Eating Order Not Otherwise Specified
Binge Eating Disorder
Alcohol Abuse and Alcoholism
Drug Abuse and Addiction
“To maintain cardiovascular health, 2,000-3,500 calories should be burned each week through aerobic exercises, such as running, dancing, cycling and the like. Thirty to forty-five minutes a day, five or six days a week is sufficient to acquire these health benefits. Exercise beyond 3,500 calories per week, however, leads to decreased physical benefits and increased risk of injury.” – “Compulsive Exercising,” UPenn Office of Health Promotion and Education
“Those who compulsively exercise often work out to attain a temporary sense of power and self-control. Some over-exercisers are also anorexic or bulimic, and cope with their emotions and anxiety through excessive exercise in addition to their eating disorder. Participation in athletics or dance can also play a role, as coaches, parents, and other participants stress that being thin is necessary to succeed within the activity. Those involved in sports or dance may also receive a great deal of praise for being so “fit and trim” which can fuel the destructive behavior.” - “Compulsive Exercising,” UPenn Office of Health Promotion and Education
“The risks with this disorder are both physical and emotional. All too often, a sufferer may see deterioration of their personal relationships or failure at work or school. Many who exercise compulsively become socially withdrawn.

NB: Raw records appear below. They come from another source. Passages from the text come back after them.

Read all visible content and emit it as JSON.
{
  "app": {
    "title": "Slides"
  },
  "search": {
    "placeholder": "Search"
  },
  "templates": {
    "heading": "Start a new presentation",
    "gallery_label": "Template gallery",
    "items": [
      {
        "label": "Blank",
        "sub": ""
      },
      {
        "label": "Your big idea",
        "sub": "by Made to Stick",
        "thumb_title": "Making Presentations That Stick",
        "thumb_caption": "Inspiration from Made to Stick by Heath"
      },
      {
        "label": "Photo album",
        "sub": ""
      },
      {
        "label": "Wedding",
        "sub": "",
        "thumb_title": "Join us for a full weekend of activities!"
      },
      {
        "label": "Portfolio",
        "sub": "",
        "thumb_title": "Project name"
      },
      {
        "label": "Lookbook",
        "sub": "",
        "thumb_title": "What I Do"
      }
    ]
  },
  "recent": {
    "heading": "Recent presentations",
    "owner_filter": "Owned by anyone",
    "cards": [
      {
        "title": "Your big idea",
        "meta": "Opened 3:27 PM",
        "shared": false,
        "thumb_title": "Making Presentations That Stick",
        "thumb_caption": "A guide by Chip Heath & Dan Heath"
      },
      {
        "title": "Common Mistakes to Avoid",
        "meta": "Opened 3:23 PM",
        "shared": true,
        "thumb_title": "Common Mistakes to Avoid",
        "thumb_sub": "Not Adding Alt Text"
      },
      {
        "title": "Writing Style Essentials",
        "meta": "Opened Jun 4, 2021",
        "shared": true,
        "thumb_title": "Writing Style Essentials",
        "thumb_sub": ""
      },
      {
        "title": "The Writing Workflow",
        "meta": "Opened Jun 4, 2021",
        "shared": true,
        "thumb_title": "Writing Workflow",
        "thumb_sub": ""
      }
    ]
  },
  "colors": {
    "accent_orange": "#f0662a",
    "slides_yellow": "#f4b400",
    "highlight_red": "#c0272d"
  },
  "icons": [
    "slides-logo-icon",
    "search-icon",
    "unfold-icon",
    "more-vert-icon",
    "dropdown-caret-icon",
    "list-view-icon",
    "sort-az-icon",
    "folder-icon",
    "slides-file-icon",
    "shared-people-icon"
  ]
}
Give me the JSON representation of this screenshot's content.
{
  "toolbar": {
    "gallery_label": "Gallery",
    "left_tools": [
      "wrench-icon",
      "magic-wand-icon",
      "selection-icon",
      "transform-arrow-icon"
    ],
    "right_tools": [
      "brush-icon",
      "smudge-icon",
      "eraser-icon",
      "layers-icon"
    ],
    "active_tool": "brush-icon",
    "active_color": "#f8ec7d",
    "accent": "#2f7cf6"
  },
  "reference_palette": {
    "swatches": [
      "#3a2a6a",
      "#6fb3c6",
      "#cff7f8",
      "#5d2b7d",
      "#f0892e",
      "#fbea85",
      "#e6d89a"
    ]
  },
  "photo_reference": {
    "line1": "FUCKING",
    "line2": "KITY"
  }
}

The physical risks are numerous. A very real risk with this disorder is dehydration if the sufferer is not drinking enough fluids. Over-exercise can also lead to insomnia, depression, and fatigue. Additional physical side effects include muscular and skeletal injuries, like shin splints, bone fractures, arthritis, or damage to cartilage and ligaments. Too much exercise can lead to the release of excessive free radicals, which have been linked to cellular mutations and cancer. Females may no longer menstruate, a condition called amenorrhea.” - “Compulsive Exercising,” UPenn Office of Health Promotion and Education
For more information, please see the University of Pennsylvania Office of Health Promotion and Education.